* [Try it]
Could you set down every record below exactly as it appears?

Data about app and page elements
▶

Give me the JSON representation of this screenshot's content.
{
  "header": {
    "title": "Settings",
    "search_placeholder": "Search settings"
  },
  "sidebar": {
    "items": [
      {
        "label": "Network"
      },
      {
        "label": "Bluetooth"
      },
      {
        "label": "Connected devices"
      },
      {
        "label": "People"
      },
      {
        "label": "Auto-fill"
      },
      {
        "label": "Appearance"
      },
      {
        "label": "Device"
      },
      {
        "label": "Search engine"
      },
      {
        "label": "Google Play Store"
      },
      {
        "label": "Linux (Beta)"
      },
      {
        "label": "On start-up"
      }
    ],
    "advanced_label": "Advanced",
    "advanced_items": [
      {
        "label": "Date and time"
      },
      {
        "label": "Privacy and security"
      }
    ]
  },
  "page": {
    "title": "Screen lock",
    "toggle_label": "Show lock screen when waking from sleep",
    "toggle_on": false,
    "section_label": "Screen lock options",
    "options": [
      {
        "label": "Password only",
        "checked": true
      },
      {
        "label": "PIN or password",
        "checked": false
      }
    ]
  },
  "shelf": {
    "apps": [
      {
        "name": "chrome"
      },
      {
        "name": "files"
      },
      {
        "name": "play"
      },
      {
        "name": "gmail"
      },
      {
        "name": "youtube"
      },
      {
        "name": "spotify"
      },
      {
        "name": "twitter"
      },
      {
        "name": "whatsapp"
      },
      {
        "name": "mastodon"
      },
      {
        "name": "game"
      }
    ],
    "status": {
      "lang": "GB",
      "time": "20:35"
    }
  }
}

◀

* [Answer below]
Give me the JSON representation of this screenshot's content.
{
  "header": {
    "title": "Settings",
    "search_placeholder": "Search settings"
  },
  "sidebar": {
    "items": [
      {
        "label": "Network"
      },
      {
        "label": "Bluetooth"
      },
      {
        "label": "Connected devices"
      },
      {
        "label": "People"
      },
      {
        "label": "Auto-fill"
      },
      {
        "label": "Appearance"
      },
      {
        "label": "Device"
      },
      {
        "label": "Search engine"
      },
      {
        "label": "Google Play Store"
      },
      {
        "label": "Linux (Beta)"
      },
      {
        "label": "On start-up"
      }
    ],
    "advanced_label": "Advanced",
    "advanced_items": [
      {
        "label": "Date and time"
      },
      {
        "label": "Privacy and security"
      }
    ]
  },
  "page": {
    "title": "Screen lock",
    "toggle_label": "Show lock screen when waking from sleep",
    "toggle_on": false,
    "section_label": "Screen lock options",
    "options": [
      {
        "label": "Password only",
        "checked": true
      },
      {
        "label": "PIN or password",
        "checked": false
      }
    ]
  },
  "shelf": {
    "apps": [
      {
        "name": "chrome"
      },
      {
        "name": "files"
      },
      {
        "name": "play"
      },
      {
        "name": "gmail"
      },
      {
        "name": "youtube"
      },
      {
        "name": "spotify"
      },
      {
        "name": "twitter"
      },
      {
        "name": "whatsapp"
      },
      {
        "name": "mastodon"
      },
      {
        "name": "game"
      }
    ],
    "status": {
      "lang": "GB",
      "time": "20:35"
    }
  }
}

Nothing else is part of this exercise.